WHAT IS BEING ASKED ->
Nothing is to be altered. Print each record in full.

DATASET ENTRIES ->
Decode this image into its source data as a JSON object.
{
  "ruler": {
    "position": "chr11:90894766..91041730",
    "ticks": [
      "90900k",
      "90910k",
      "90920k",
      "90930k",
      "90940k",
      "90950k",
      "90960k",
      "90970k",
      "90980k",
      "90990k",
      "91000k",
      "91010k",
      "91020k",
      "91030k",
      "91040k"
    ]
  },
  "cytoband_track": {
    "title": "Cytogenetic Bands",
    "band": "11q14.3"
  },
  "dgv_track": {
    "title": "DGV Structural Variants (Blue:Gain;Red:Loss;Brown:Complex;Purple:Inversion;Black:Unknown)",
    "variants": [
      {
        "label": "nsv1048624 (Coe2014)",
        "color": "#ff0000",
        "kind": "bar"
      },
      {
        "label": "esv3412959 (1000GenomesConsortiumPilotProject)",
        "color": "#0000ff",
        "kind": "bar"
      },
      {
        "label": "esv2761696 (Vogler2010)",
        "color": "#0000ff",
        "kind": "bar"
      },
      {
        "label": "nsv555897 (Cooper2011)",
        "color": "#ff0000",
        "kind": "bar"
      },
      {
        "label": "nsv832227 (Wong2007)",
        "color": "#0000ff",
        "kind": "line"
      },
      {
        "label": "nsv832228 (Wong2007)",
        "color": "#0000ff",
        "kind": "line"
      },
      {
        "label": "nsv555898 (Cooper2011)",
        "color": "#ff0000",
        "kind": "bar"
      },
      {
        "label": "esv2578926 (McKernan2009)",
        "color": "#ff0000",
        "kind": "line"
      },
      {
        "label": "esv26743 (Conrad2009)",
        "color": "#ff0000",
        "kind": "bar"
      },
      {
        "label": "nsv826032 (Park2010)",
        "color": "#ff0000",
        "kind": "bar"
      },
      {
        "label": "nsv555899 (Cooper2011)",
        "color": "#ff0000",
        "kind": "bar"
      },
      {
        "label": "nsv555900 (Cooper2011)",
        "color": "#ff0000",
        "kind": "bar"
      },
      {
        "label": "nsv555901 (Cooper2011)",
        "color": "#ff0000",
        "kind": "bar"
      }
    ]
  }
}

PROBLEM SOLUTION ->
Decode this image into its source data as a JSON object.
{
  "ruler": {
    "position": "chr11:90894766..91041730",
    "ticks": [
      "90900k",
      "90910k",
      "90920k",
      "90930k",
      "90940k",
      "90950k",
      "90960k",
      "90970k",
      "90980k",
      "90990k",
      "91000k",
      "91010k",
      "91020k",
      "91030k",
      "91040k"
    ]
  },
  "cytoband_track": {
    "title": "Cytogenetic Bands",
    "band": "11q14.3"
  },
  "dgv_track": {
    "title": "DGV Structural Variants (Blue:Gain;Red:Loss;Brown:Complex;Purple:Inversion;Black:Unknown)",
    "variants": [
      {
        "label": "nsv1048624 (Coe2014)",
        "color": "#ff0000",
        "kind": "bar"
      },
      {
        "label": "esv3412959 (1000GenomesConsortiumPilotProject)",
        "color": "#0000ff",
        "kind": "bar"
      },
      {
        "label": "esv2761696 (Vogler2010)",
        "color": "#0000ff",
        "kind": "bar"
      },
      {
        "label": "nsv555897 (Cooper2011)",
        "color": "#ff0000",
        "kind": "bar"
      },
      {
        "label": "nsv832227 (Wong2007)",
        "color": "#0000ff",
        "kind": "line"
      },
      {
        "label": "nsv832228 (Wong2007)",
        "color": "#0000ff",
        "kind": "line"
      },
      {
        "label": "nsv555898 (Cooper2011)",
        "color": "#ff0000",
        "kind": "bar"
      },
      {
        "label": "esv2578926 (McKernan2009)",
        "color": "#ff0000",
        "kind": "line"
      },
      {
        "label": "esv26743 (Conrad2009)",
        "color": "#ff0000",
        "kind": "bar"
      },
      {
        "label": "nsv826032 (Park2010)",
        "color": "#ff0000",
        "kind": "bar"
      },
      {
        "label": "nsv555899 (Cooper2011)",
        "color": "#ff0000",
        "kind": "bar"
      },
      {
        "label": "nsv555900 (Cooper2011)",
        "color": "#ff0000",
        "kind": "bar"
      },
      {
        "label": "nsv555901 (Cooper2011)",
        "color": "#ff0000",
        "kind": "bar"
      }
    ]
  }
}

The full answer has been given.